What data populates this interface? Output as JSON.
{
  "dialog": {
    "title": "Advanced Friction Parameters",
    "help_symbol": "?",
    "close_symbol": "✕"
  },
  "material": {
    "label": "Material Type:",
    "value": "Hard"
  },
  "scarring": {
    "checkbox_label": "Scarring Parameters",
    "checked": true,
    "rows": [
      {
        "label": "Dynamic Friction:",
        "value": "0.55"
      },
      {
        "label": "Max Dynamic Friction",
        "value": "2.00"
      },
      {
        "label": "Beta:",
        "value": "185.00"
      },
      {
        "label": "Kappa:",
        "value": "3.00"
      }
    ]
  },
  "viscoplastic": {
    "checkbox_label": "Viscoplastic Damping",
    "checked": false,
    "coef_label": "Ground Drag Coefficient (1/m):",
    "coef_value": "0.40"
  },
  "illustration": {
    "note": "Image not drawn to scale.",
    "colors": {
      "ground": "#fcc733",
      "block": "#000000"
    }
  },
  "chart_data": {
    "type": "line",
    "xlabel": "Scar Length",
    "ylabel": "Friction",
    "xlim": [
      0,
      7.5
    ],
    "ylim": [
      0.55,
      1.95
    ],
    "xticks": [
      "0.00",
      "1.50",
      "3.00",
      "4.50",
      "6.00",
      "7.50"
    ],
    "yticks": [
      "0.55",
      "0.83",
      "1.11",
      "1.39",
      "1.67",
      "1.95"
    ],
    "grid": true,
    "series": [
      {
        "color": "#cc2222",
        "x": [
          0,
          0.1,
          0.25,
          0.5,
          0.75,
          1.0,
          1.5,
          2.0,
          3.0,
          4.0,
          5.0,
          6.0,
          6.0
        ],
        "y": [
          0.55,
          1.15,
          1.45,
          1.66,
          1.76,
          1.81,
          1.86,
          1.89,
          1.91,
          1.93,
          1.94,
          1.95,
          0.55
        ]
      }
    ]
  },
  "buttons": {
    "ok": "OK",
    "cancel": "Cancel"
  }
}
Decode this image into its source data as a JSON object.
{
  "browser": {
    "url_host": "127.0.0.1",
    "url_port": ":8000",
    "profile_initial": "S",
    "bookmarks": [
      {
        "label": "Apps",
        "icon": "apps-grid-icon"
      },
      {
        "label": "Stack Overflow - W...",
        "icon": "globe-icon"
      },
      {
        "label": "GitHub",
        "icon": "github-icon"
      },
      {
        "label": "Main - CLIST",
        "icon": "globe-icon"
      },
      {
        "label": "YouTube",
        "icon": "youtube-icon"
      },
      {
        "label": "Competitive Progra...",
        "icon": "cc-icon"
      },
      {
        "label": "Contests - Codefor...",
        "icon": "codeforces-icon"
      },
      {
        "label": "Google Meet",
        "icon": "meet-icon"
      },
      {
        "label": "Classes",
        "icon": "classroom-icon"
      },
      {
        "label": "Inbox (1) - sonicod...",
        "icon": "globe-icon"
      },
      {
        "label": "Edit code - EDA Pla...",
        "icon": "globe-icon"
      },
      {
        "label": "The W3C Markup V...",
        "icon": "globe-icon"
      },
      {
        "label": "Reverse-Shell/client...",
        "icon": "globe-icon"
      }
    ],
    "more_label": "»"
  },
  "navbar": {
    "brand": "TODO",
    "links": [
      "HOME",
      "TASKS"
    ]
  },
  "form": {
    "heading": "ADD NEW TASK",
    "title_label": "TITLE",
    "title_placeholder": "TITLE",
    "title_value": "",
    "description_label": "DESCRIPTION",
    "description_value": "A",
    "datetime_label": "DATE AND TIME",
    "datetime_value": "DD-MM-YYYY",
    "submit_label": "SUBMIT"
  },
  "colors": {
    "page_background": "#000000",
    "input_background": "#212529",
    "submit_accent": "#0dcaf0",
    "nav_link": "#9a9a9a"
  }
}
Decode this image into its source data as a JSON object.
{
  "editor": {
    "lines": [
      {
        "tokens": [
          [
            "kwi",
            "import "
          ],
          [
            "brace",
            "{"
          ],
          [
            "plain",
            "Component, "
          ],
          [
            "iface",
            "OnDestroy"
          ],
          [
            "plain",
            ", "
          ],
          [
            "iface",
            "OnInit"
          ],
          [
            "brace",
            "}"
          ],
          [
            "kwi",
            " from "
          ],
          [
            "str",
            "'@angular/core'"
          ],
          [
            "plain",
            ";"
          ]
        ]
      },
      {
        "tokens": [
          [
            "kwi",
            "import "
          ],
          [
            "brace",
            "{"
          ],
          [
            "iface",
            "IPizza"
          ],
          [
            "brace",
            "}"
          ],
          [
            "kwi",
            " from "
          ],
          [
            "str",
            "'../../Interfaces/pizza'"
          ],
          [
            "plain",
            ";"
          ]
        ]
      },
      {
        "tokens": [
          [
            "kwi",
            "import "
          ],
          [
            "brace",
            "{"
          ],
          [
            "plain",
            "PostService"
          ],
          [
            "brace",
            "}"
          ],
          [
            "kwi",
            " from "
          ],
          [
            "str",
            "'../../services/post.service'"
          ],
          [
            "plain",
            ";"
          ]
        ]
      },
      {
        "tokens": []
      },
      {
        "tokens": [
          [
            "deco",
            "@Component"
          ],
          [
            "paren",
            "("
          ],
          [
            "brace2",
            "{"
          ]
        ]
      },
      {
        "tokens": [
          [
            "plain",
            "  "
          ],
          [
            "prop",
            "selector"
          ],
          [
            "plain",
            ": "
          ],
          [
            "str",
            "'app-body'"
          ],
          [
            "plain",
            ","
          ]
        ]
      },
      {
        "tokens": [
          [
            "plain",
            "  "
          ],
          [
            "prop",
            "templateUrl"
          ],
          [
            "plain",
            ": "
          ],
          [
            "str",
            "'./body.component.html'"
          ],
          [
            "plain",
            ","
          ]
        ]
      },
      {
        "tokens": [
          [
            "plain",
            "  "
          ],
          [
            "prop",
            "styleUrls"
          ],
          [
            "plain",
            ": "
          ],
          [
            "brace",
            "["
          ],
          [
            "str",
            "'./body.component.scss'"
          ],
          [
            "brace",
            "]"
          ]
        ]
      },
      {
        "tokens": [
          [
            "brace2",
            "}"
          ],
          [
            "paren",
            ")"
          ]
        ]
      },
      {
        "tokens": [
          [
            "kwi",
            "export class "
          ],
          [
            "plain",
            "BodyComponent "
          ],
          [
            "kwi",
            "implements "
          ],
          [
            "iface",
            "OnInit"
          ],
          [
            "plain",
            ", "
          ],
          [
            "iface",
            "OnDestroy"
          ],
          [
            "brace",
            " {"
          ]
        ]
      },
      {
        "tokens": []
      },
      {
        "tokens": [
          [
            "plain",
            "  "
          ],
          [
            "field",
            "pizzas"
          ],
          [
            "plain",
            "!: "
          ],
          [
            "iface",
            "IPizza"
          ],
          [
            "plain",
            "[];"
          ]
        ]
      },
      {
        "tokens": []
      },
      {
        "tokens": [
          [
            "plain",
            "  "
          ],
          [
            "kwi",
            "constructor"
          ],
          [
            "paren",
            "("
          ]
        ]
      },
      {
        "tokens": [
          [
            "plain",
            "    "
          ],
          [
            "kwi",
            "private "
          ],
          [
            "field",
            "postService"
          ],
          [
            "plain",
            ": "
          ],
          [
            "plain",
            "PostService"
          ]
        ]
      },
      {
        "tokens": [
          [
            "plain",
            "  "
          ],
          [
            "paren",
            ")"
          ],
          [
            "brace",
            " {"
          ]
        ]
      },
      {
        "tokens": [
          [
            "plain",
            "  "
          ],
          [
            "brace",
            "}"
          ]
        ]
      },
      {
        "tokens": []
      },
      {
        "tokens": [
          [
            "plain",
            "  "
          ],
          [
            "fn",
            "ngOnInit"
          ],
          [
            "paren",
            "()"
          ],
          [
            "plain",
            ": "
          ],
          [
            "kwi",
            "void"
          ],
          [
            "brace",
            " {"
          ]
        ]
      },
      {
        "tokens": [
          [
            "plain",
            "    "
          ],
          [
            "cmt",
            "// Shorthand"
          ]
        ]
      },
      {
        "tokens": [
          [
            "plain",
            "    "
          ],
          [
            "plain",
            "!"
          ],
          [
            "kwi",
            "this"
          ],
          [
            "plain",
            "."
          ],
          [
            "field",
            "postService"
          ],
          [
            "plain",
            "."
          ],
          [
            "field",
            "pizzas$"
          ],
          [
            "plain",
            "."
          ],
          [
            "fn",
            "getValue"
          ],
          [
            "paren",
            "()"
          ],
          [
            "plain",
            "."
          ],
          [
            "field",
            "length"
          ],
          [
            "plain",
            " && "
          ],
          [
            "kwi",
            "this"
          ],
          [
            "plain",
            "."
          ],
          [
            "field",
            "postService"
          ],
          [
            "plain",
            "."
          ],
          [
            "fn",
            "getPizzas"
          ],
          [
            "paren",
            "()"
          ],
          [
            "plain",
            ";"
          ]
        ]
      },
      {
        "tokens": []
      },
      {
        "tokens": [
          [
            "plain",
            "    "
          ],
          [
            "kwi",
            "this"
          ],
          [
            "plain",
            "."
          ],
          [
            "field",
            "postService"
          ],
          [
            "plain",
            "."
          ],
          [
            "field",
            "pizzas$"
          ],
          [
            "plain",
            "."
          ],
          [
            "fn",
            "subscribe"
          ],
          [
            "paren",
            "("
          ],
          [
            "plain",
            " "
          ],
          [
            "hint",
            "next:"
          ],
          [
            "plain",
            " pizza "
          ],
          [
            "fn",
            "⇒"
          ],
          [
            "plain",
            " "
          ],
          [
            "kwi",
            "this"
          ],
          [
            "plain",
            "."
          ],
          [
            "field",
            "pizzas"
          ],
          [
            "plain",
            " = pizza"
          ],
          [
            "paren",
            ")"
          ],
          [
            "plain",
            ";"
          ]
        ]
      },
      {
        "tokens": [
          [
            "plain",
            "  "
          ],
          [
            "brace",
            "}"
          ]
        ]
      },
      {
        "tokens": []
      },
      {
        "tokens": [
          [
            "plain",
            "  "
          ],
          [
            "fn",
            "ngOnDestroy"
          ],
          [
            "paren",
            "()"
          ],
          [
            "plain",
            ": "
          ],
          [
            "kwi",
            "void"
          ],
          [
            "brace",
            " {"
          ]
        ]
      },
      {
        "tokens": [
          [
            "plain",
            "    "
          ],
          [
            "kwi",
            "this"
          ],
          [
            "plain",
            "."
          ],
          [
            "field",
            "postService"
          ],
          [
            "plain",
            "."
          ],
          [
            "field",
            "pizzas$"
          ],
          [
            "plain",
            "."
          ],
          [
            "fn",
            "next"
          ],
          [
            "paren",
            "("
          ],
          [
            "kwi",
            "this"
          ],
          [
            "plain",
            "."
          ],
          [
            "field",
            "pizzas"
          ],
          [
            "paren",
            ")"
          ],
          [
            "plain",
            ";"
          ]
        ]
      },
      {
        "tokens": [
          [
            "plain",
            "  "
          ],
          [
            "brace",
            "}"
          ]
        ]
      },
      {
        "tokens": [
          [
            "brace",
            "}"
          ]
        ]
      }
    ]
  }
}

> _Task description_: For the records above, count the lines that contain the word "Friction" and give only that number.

> _Task output_: 4